The single most useless product launched at CES this year must surely be a bed with Alexa voice control built in. No, not to control the bed itself, but to manage the smart home features with which Alexa and other smart speakers are associated. Or that any smartphone with Siri or Google Assistant could handle. Swedish luxury bedmaker DUX thinks it’s a good idea to manage smart lights, TV, security and air conditioning through the bed itself. Just don’t say Alexa’s “wake word” in your sleep.
2. Smart Baby Dining Table
Ironically, the runner-up comes from a brand that also makes smart beds: China’s 37 Degree Smart Home. Self-described as “the world’s first smart furniture brand that is transforming technology into furniture”, it outdid itself with a Smart Baby Dining Table. This isa baby feeding table with a removable dining chair that contains a weight detector and adjustable camera, to make children’s weight and temperature visible to parents via the brand’s app. Score one for hands-off parenting.
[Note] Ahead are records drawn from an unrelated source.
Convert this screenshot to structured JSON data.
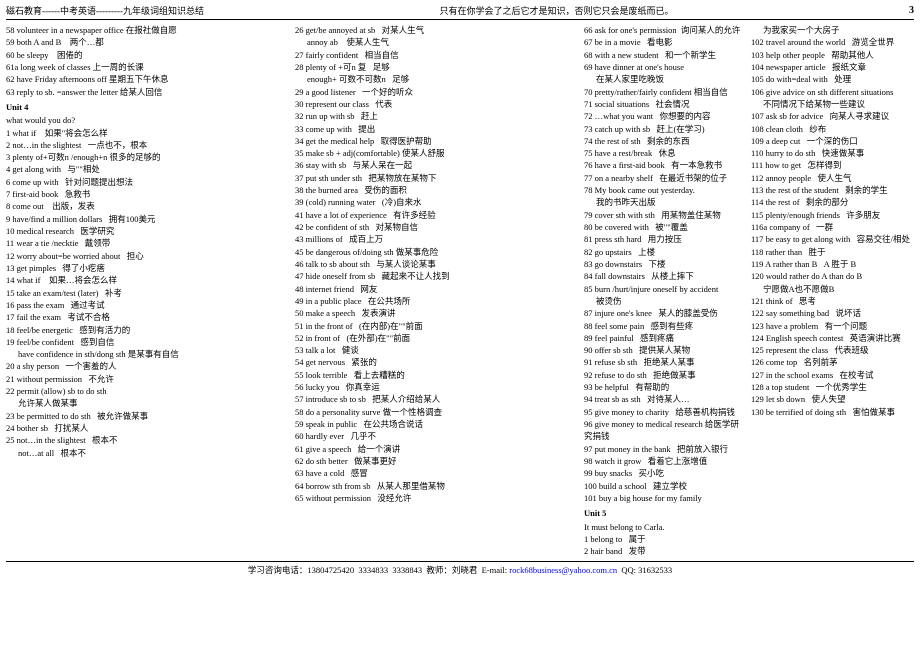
{
  "header": {
    "left": "磁石教育------中考英语---------九年级词组知识总结",
    "right": "只有在你学会了之后它才是知识，否则它只会是废纸而已。",
    "page": "3"
  },
  "footer": {
    "phone1": "13804725420",
    "phone2": "3334833",
    "phone3": "3338843",
    "teacher": "教师：刘晓君",
    "email_label": "E-mail:",
    "email": "rock68business@yahoo.com.cn",
    "qq": "QQ: 31632533"
  },
  "col1_entries": [
    {
      "num": "58",
      "en": "volunteer in a newspaper office",
      "cn": "在报社做自愿"
    },
    {
      "num": "59",
      "en": "both A and B",
      "cn": "两个…都"
    },
    {
      "num": "60",
      "en": "be sleepy",
      "cn": "困倦的"
    },
    {
      "num": "61a",
      "en": "long week of classes",
      "cn": "上一周的长课"
    },
    {
      "num": "62",
      "en": "have Friday afternoons off",
      "cn": "星期五下午休息"
    },
    {
      "num": "63",
      "en": "reply to sb. =answer the letter",
      "cn": "给某人回信"
    },
    {
      "unit": "Unit 4"
    },
    {
      "text": "what would you do?"
    },
    {
      "num": "1",
      "en": "what if",
      "cn": "如果\"将会怎么样"
    },
    {
      "num": "2",
      "en": "not…in the slightest",
      "cn": "一点也不，根本"
    },
    {
      "num": "3",
      "en": "plenty of+可数n /enough+n",
      "cn": "很多的足够的"
    },
    {
      "num": "4",
      "en": "get along with",
      "cn": "与\"\"相处"
    },
    {
      "num": "6",
      "en": "come up with",
      "cn": "针对问题提出想法"
    },
    {
      "num": "7",
      "en": "first-aid book",
      "cn": "急救书"
    },
    {
      "num": "8",
      "en": "come out",
      "cn": "出版，发表"
    },
    {
      "num": "9",
      "en": "have/find a million dollars",
      "cn": "拥有100美元"
    },
    {
      "num": "10",
      "en": "medical research",
      "cn": "医学研究"
    },
    {
      "num": "11",
      "en": "wear a tie /necktie",
      "cn": "戴领带"
    },
    {
      "num": "12",
      "en": "worry about=be worried about",
      "cn": "担心"
    },
    {
      "num": "13",
      "en": "get pimples",
      "cn": "得了小疙瘩"
    },
    {
      "num": "14",
      "en": "what if",
      "cn": "如果…将会怎么样"
    },
    {
      "num": "15",
      "en": "take an exam/test (later)",
      "cn": "补考"
    },
    {
      "num": "16",
      "en": "pass the exam",
      "cn": "通过考试"
    },
    {
      "num": "17",
      "en": "fail the exam",
      "cn": "考试不合格"
    },
    {
      "num": "18",
      "en": "feel/be energetic",
      "cn": "感到有活力的"
    },
    {
      "num": "19",
      "en": "feel/be confident",
      "cn": "感到自信"
    },
    {
      "num": "",
      "en": "have confidence in sth/dong sth",
      "cn": "是某事有自信"
    },
    {
      "num": "20",
      "en": "a shy person",
      "cn": "一个害羞的人"
    },
    {
      "num": "21",
      "en": "without permission",
      "cn": "不允许"
    },
    {
      "num": "22",
      "en": "permit (allow) sb to do sth",
      "cn": "允许某人做某事"
    },
    {
      "num": "23",
      "en": "be permitted to do sth",
      "cn": "被允许做某事"
    },
    {
      "num": "24",
      "en": "bother sb",
      "cn": "打扰某人"
    },
    {
      "num": "25",
      "en": "not…in the slightest",
      "cn": "根本不"
    },
    {
      "num": "",
      "en": "not…at all",
      "cn": "根本不"
    }
  ],
  "col2_entries": [
    {
      "num": "26",
      "en": "get/be annoyed at sb",
      "cn": "对某人生气"
    },
    {
      "num": "",
      "en": "annoy ab",
      "cn": "使某人生气"
    },
    {
      "num": "27",
      "en": "fairly confident",
      "cn": "相当自信"
    },
    {
      "num": "28",
      "en": "plenty of +可n 复",
      "cn": "足够"
    },
    {
      "num": "",
      "en": "enough+ 可数不可数n",
      "cn": "足够"
    },
    {
      "num": "29",
      "en": "a good listener",
      "cn": "一个好的听众"
    },
    {
      "num": "30",
      "en": "represent our class",
      "cn": "代表"
    },
    {
      "num": "32",
      "en": "run up with sb",
      "cn": "赶上"
    },
    {
      "num": "33",
      "en": "come up with",
      "cn": "提出"
    },
    {
      "num": "34",
      "en": "get the medical help",
      "cn": "取得医护帮助"
    },
    {
      "num": "35",
      "en": "make sb + adj(comfortable)",
      "cn": "使某人舒服"
    },
    {
      "num": "36",
      "en": "stay with sb",
      "cn": "与某人呆在一起"
    },
    {
      "num": "37",
      "en": "put sth under sth",
      "cn": "把某物放在某物下"
    },
    {
      "num": "38",
      "en": "the burned area",
      "cn": "受伤的面积"
    },
    {
      "num": "39",
      "en": "(cold) running water",
      "cn": "(冷)自来水"
    },
    {
      "num": "41",
      "en": "have a lot of experience",
      "cn": "有许多经验"
    },
    {
      "num": "42",
      "en": "be confident of sth",
      "cn": "对某物自信"
    },
    {
      "num": "43",
      "en": "millions of",
      "cn": "成百上万"
    },
    {
      "num": "45",
      "en": "be dangerous of/doing sth",
      "cn": "做某事危险"
    },
    {
      "num": "46",
      "en": "talk to sb about sth",
      "cn": "与某人谈论某事"
    },
    {
      "num": "47",
      "en": "hide oneself from sb",
      "cn": "藏起来不让人找到"
    },
    {
      "num": "48",
      "en": "internet friend",
      "cn": "网友"
    },
    {
      "num": "49",
      "en": "in a public place",
      "cn": "在公共场所"
    },
    {
      "num": "50",
      "en": "make a speech",
      "cn": "发表演讲"
    },
    {
      "num": "51",
      "en": "in the front of",
      "cn": "(在内部)在\"\"前面"
    },
    {
      "num": "52",
      "en": "in front of",
      "cn": "(在外部)在\"\"前面"
    },
    {
      "num": "53",
      "en": "talk a lot",
      "cn": "健谈"
    },
    {
      "num": "54",
      "en": "get nervous",
      "cn": "紧张的"
    },
    {
      "num": "55",
      "en": "look terrible",
      "cn": "看上去糟糕的"
    },
    {
      "num": "56",
      "en": "lucky you",
      "cn": "你真幸运"
    },
    {
      "num": "57",
      "en": "introduce sb to sb",
      "cn": "把某人介绍给某人"
    },
    {
      "num": "58",
      "en": "do a personality surve",
      "cn": "做一个性格调查"
    },
    {
      "num": "59",
      "en": "speak in public",
      "cn": "在公共场合说话"
    },
    {
      "num": "60",
      "en": "hardly ever",
      "cn": "几乎不"
    },
    {
      "num": "61",
      "en": "give a speech",
      "cn": "给一个演讲"
    },
    {
      "num": "62",
      "en": "do sth better",
      "cn": "做某事更好"
    },
    {
      "num": "63",
      "en": "have a cold",
      "cn": "感冒"
    },
    {
      "num": "64",
      "en": "borrow sth from sb",
      "cn": "从某人那里借某物"
    },
    {
      "num": "65",
      "en": "without permission",
      "cn": "没经允许"
    }
  ],
  "col3_entries": [
    {
      "num": "66",
      "en": "ask for one's permission",
      "cn": "询问某人的允许"
    },
    {
      "num": "67",
      "en": "be in a movie",
      "cn": "看电影"
    },
    {
      "num": "68",
      "en": "with a new student",
      "cn": "和一个新学生"
    },
    {
      "num": "69",
      "en": "have dinner at one's house",
      "cn": "在某人家里吃晚饭"
    },
    {
      "num": "70",
      "en": "pretty/rather/fairly confident",
      "cn": "相当自信"
    },
    {
      "num": "71",
      "en": "social situations",
      "cn": "社会情况"
    },
    {
      "num": "72",
      "en": "…what you want",
      "cn": "你想要的内容"
    },
    {
      "num": "73",
      "en": "catch up with sb",
      "cn": "赶上(在学习)"
    },
    {
      "num": "74",
      "en": "the rest of sth",
      "cn": "剩余的东西"
    },
    {
      "num": "75",
      "en": "have a rest/break",
      "cn": "休息"
    },
    {
      "num": "76",
      "en": "have a first-aid book",
      "cn": "有一本急救书"
    },
    {
      "num": "77",
      "en": "on a nearby shelf",
      "cn": "在最近书架的位子"
    },
    {
      "num": "78",
      "en": "My book came out yesterday.",
      "cn": ""
    },
    {
      "num": "",
      "en": "我的书昨天出版",
      "cn": ""
    },
    {
      "num": "79",
      "en": "cover sth with sth",
      "cn": "用某物盖住某物"
    },
    {
      "num": "80",
      "en": "be covered with",
      "cn": "被\"\"覆盖"
    },
    {
      "num": "81",
      "en": "press sth hard",
      "cn": "用力按压"
    },
    {
      "num": "82",
      "en": "go upstairs",
      "cn": "上楼"
    },
    {
      "num": "83",
      "en": "go downstairs",
      "cn": "下楼"
    },
    {
      "num": "84",
      "en": "fall downstairs",
      "cn": "从楼上摔下"
    },
    {
      "num": "85",
      "en": "burn /hurt/injure oneself by accident",
      "cn": "被烫伤"
    },
    {
      "num": "87",
      "en": "injure one's knee",
      "cn": "某人的膝盖受伤"
    },
    {
      "num": "88",
      "en": "feel some pain",
      "cn": "感到有些疼"
    },
    {
      "num": "89",
      "en": "feel painful",
      "cn": "感到疼痛"
    },
    {
      "num": "90",
      "en": "offer sb sth",
      "cn": "提供某人某物"
    },
    {
      "num": "91",
      "en": "refuse sb sth",
      "cn": "拒绝某人某事"
    },
    {
      "num": "92",
      "en": "refuse to do sth",
      "cn": "拒绝做某事"
    },
    {
      "num": "93",
      "en": "be helpful",
      "cn": "有帮助的"
    },
    {
      "num": "94",
      "en": "treat sb as sth",
      "cn": "对待某人…"
    },
    {
      "num": "95",
      "en": "give money to charity",
      "cn": "给慈善机构捐钱"
    },
    {
      "num": "96",
      "en": "give money to medical research",
      "cn": "给医学研究捐钱"
    },
    {
      "num": "97",
      "en": "put money in the bank",
      "cn": "把前放入银行"
    },
    {
      "num": "98",
      "en": "watch it grow",
      "cn": "看着它上涨增值"
    },
    {
      "num": "99",
      "en": "buy snacks",
      "cn": "买小吃"
    },
    {
      "num": "100",
      "en": "build a school",
      "cn": "建立学校"
    },
    {
      "num": "101",
      "en": "buy a big house for my family",
      "cn": ""
    },
    {
      "unit": "Unit 5"
    },
    {
      "text": "It must belong to Carla."
    },
    {
      "num": "1",
      "en": "belong to",
      "cn": "属于"
    },
    {
      "num": "2",
      "en": "hair band",
      "cn": "发带"
    }
  ],
  "col3_right": [
    {
      "num": "102",
      "en": "travel around the world",
      "cn": "游览全世界"
    },
    {
      "num": "103",
      "en": "help other people",
      "cn": "帮助其他人"
    },
    {
      "num": "104",
      "en": "newspaper article",
      "cn": "报纸文章"
    },
    {
      "num": "105",
      "en": "do with=deal with",
      "cn": "处理"
    },
    {
      "num": "106",
      "en": "give advice on sth different situations",
      "cn": ""
    },
    {
      "num": "",
      "en": "不同情况下给某物一些建议",
      "cn": ""
    },
    {
      "num": "107",
      "en": "ask sb for advice",
      "cn": "向某人寻求建议"
    },
    {
      "num": "108",
      "en": "clean cloth",
      "cn": "纱布"
    },
    {
      "num": "109",
      "en": "a deep cut",
      "cn": "一个深的伤口"
    },
    {
      "num": "110",
      "en": "hurry to do sth",
      "cn": "快速做某事"
    },
    {
      "num": "111",
      "en": "how to get",
      "cn": "怎样得到"
    },
    {
      "num": "112",
      "en": "annoy people",
      "cn": "使人生气"
    },
    {
      "num": "113",
      "en": "the rest of the student",
      "cn": "剩余的学生"
    },
    {
      "num": "114",
      "en": "the rest of",
      "cn": "剩余的部分"
    },
    {
      "num": "115",
      "en": "plenty/enough friends",
      "cn": "许多朋友"
    },
    {
      "num": "116a",
      "en": "company of",
      "cn": "一群"
    },
    {
      "num": "117",
      "en": "be easy to get along with",
      "cn": "容易交往/相处"
    },
    {
      "num": "118",
      "en": "rather than",
      "cn": "胜于"
    },
    {
      "num": "119",
      "en": "A rather than B",
      "cn": "A 胜于 B"
    },
    {
      "num": "120",
      "en": "would rather do A than do B",
      "cn": "宁愿做A也不愿做B"
    },
    {
      "num": "121",
      "en": "think of",
      "cn": "思考"
    },
    {
      "num": "122",
      "en": "say something bad",
      "cn": "说坏话"
    },
    {
      "num": "123",
      "en": "have a problem",
      "cn": "有一个问题"
    },
    {
      "num": "124",
      "en": "English speech contest",
      "cn": "英语演讲比赛"
    },
    {
      "num": "125",
      "en": "represent the class",
      "cn": "代表班级"
    },
    {
      "num": "126",
      "en": "come top",
      "cn": "名列前茅"
    },
    {
      "num": "127",
      "en": "in the school exams",
      "cn": "在校考试"
    },
    {
      "num": "128",
      "en": "a top student",
      "cn": "一个优秀学生"
    },
    {
      "num": "129",
      "en": "let sb down",
      "cn": "使人失望"
    },
    {
      "num": "130",
      "en": "be terrified of doing sth",
      "cn": "害怕做某事"
    }
  ]
}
Click here to read about smart diapers, self-driving suitcases, laundry folders, and bad robot companions.
CES: Language tech means no more “lost in translation”
Talking to strangers in foreign countries just got a lot easier with recent advancements in translation technology. Last week, major companies and small startups alike showed the CES technology expo in Las Vegas how well their translation worked at live translation.
Most existing translation apps, like Bixby and Siri Translate, are still in their infancy with live speech translation, which brings about the need for dedicated solutions like these technologies:
Babel’s AIcorrect pocket translator
The AIcorrect Translator, developed by Beijing-based Babel Technology, attracted attention as the linguistic king of the show. As an advanced application of AI technology in consumer technology, the pocket translator deals with problems in cross-linguistic communication.
It supports real-time mutual translation in multiple situations between Chinese/English and 30 other languages, including Japanese, Korean, Thai, French, Russian and Spanish. A significant differentiator is that major languages like English being further divided into accents. The translation quality reaches as high as 96%.
It has a touch screen, where transcription and audio translation are shown at the same time. Lei Guan, CEO of Babel Technology, said: “As a Chinese pathfinder in the field of AI, we designed the device in hoping that hundreds of millions of people can have access to it and carry out cross-linguistic communication all barrier-free.”
Click here to read about the Pilot, Travis, Pocketalk, Google and Zoi translators.